The FlowScore is the best thing to come out of BrakeAce yet. It’s the one MTB braking score to rule them all. It’s the score that lets me compare myself to you, and you to compare yourself to Loic Bruni. Loic’s FlowScore would probably be lower than yours. He simply brakes more efficiently than you. You better believe he brakes damn hard, but he does this in an incredibly short time. You on the other hand, respectfully, probably brake more lightly and for longer – at a lower speed. The FlowScore is that one number that finally lets us get a nice picture of the difference between us and Loic Bruni (or between Loic Bruni and other pros) at a glance.
During our initial brake power meter work, this single score was the holy grail of our attempts to make a useful brake analysis tool. Until this point, other metrics were relatively weak at giving a snapshot of braking performance that could be compared across riders. And since no attempt to understand braking had ever been made before, determining this metric took a very long time - we had to try everything! I literally had hundreds of equations and statistical analyses to test and work through!
The graph below offers a nice representation of some of the early work. Some of the traditional metrics such as brake time, brake power (W/kg) and brake work [energy] (J/kg) simply didn’t cut the mustard through our many levels of testing. Particularly in this graph, we were looking at [I believe] 10 riders with 3 runs on the same trail in different conditions. And the FlowScore was the best time and again at “predicting” downhill run time - the higher the r2, the better.

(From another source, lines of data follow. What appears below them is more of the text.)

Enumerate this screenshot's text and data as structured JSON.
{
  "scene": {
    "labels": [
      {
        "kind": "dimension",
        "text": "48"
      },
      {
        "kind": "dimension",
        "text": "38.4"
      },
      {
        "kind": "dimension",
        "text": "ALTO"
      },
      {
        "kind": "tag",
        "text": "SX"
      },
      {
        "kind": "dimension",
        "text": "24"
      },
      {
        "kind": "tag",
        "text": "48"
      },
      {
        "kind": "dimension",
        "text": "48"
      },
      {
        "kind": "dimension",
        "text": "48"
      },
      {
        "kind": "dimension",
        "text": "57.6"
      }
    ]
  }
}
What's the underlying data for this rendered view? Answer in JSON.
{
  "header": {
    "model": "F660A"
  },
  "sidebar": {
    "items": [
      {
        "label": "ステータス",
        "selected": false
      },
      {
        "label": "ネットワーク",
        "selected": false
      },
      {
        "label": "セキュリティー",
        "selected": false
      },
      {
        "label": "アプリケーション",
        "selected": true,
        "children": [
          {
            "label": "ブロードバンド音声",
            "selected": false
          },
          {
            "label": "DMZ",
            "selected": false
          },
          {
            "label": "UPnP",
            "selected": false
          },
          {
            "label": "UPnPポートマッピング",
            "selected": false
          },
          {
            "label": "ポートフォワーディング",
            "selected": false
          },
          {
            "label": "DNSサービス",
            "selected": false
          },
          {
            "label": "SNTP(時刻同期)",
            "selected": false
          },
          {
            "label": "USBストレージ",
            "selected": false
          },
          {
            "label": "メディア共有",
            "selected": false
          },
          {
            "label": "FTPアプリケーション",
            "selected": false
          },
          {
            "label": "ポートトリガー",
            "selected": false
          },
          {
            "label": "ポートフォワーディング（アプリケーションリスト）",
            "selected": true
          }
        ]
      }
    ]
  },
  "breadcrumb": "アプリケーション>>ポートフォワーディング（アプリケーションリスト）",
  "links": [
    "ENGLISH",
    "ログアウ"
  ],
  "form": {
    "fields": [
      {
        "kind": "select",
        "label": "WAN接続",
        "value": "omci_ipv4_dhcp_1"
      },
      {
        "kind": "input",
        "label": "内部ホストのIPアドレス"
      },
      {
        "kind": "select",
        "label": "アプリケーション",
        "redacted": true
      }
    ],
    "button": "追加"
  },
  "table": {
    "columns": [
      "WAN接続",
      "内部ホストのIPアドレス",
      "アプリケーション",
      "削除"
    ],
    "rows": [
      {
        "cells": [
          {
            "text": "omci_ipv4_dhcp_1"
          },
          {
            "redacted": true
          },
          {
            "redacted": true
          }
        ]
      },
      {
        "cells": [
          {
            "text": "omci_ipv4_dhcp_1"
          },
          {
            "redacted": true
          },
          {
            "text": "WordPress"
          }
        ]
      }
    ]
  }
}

You notice in the graph that a lower FlowScore coincides with a lower time. Lower FlowScore = less braking.
Think of the FlowScore as something that grows any time you brake. Every time you touch a brake, the score gets bigger. A Light brake event will make the Flowscore grow less than a Heavy event will, for example. If your FlowScore is 0, it means you didn’t brake at all. In the first 40 minutes of a triathlon you might not brake at all until you need to slow down for the turnaround point. If you ride a double black diamond downhill, your FlowScore might be 200 - you may need to brake almost the whole time.
The goal with the FlowScore isn’t ever to get to zero, because as we just explained above, we need to brake. Once you do brake – whether Long or Short, Heavy or Light, Modulated or Even – the event will start contributing to an increasing FlowScore.
As you improve your lines, braking points, body positioning, bike setup, and generally improve your riding ability, you will see your FlowScore drop on any given trail. Use your overall FlowScore to understand your overall braking on a given section of trail. Once you improve your riding in your Key Opportunities, you’ll see a lower FlowScore and faster trail time.
BrakeAce even gives you a FlowScore for each event and each Key Opportunity so you can track your progress through the sections you practice and the types of terrain or obstacles you train to improve.
The FlowScore is a combination of Intensity, Duration and Modulation – the longer, heavier and more Modulated an event is, the greater that event’s FlowScore will be.